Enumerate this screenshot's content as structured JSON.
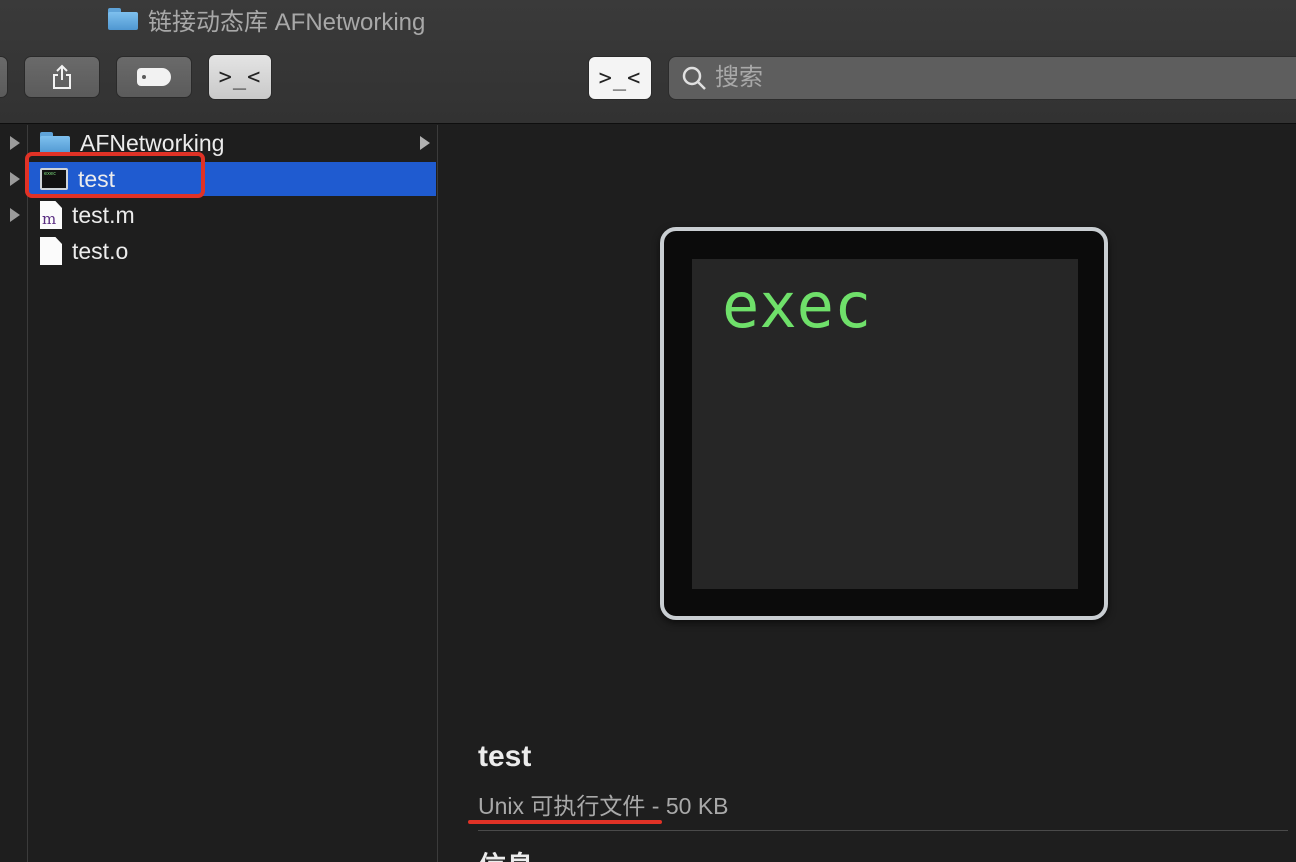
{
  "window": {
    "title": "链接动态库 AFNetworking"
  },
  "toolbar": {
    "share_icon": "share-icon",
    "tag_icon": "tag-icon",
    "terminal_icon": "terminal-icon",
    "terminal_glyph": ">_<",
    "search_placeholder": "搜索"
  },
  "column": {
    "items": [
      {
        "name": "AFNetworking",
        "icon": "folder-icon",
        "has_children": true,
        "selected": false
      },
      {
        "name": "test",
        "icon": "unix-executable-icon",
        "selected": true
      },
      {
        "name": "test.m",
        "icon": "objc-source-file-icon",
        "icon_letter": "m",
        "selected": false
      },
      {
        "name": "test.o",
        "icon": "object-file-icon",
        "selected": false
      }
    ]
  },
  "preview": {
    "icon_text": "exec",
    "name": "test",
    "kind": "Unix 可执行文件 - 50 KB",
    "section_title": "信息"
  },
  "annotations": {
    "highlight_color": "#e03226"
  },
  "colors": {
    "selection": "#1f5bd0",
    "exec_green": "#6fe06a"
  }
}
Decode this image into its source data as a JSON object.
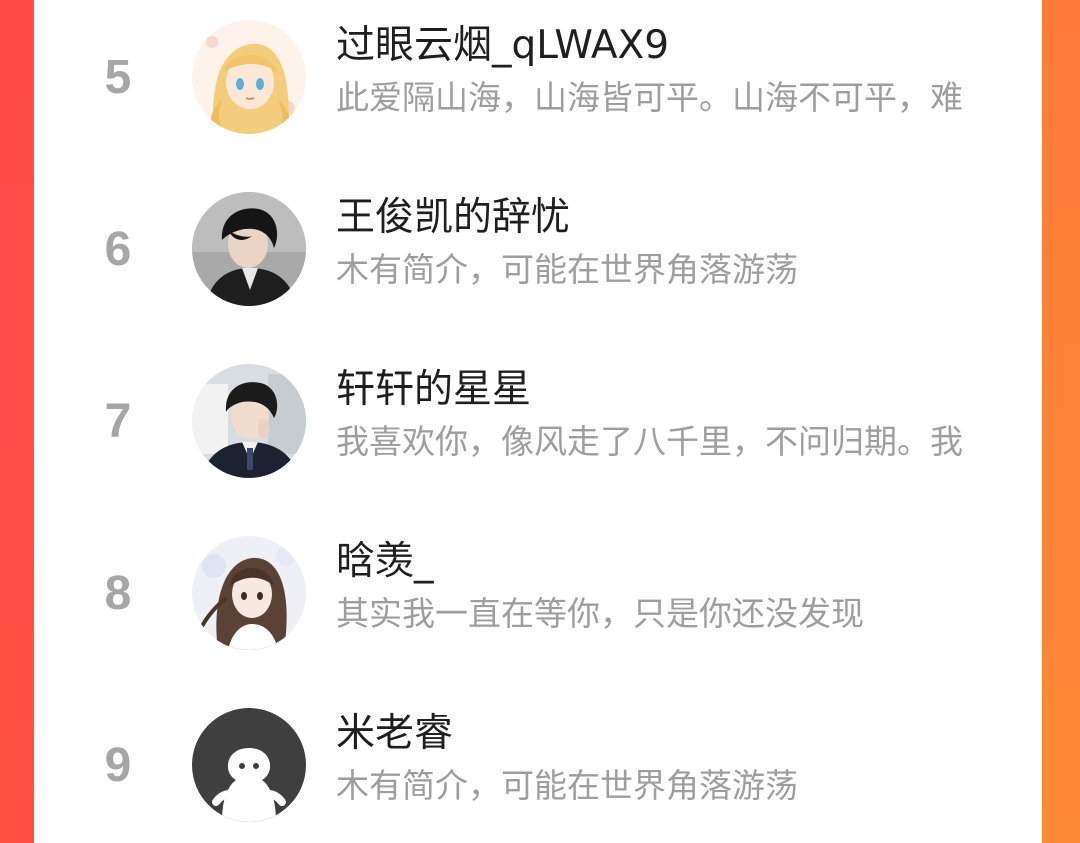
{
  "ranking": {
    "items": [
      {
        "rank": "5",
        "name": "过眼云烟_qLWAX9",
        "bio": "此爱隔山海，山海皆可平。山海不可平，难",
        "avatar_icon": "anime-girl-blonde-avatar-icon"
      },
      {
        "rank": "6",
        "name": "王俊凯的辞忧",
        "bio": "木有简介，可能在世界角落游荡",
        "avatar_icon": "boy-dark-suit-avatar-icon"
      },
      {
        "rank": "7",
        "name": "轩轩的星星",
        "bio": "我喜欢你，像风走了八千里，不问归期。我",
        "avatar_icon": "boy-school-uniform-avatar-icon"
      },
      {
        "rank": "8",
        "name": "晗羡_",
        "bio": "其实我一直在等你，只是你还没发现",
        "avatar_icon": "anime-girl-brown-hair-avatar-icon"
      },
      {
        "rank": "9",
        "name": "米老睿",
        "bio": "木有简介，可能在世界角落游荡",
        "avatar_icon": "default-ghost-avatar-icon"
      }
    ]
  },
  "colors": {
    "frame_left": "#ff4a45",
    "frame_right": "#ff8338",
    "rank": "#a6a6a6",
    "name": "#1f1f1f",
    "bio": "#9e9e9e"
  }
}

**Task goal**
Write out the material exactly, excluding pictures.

**The answer**
Enumerate this screenshot's content as structured JSON.
{
  "window": {
    "title": "链接动态库 AFNetworking"
  },
  "toolbar": {
    "share_icon": "share-icon",
    "tag_icon": "tag-icon",
    "terminal_icon": "terminal-icon",
    "terminal_glyph": ">_<",
    "search_placeholder": "搜索"
  },
  "column": {
    "items": [
      {
        "name": "AFNetworking",
        "icon": "folder-icon",
        "has_children": true,
        "selected": false
      },
      {
        "name": "test",
        "icon": "unix-executable-icon",
        "selected": true
      },
      {
        "name": "test.m",
        "icon": "objc-source-file-icon",
        "icon_letter": "m",
        "selected": false
      },
      {
        "name": "test.o",
        "icon": "object-file-icon",
        "selected": false
      }
    ]
  },
  "preview": {
    "icon_text": "exec",
    "name": "test",
    "kind": "Unix 可执行文件 - 50 KB",
    "section_title": "信息"
  },
  "annotations": {
    "highlight_color": "#e03226"
  },
  "colors": {
    "selection": "#1f5bd0",
    "exec_green": "#6fe06a"
  }
}
Decode this image into its source data as a JSON object.
{
  "ranking": {
    "items": [
      {
        "rank": "5",
        "name": "过眼云烟_qLWAX9",
        "bio": "此爱隔山海，山海皆可平。山海不可平，难",
        "avatar_icon": "anime-girl-blonde-avatar-icon"
      },
      {
        "rank": "6",
        "name": "王俊凯的辞忧",
        "bio": "木有简介，可能在世界角落游荡",
        "avatar_icon": "boy-dark-suit-avatar-icon"
      },
      {
        "rank": "7",
        "name": "轩轩的星星",
        "bio": "我喜欢你，像风走了八千里，不问归期。我",
        "avatar_icon": "boy-school-uniform-avatar-icon"
      },
      {
        "rank": "8",
        "name": "晗羡_",
        "bio": "其实我一直在等你，只是你还没发现",
        "avatar_icon": "anime-girl-brown-hair-avatar-icon"
      },
      {
        "rank": "9",
        "name": "米老睿",
        "bio": "木有简介，可能在世界角落游荡",
        "avatar_icon": "default-ghost-avatar-icon"
      }
    ]
  },
  "colors": {
    "frame_left": "#ff4a45",
    "frame_right": "#ff8338",
    "rank": "#a6a6a6",
    "name": "#1f1f1f",
    "bio": "#9e9e9e"
  }
}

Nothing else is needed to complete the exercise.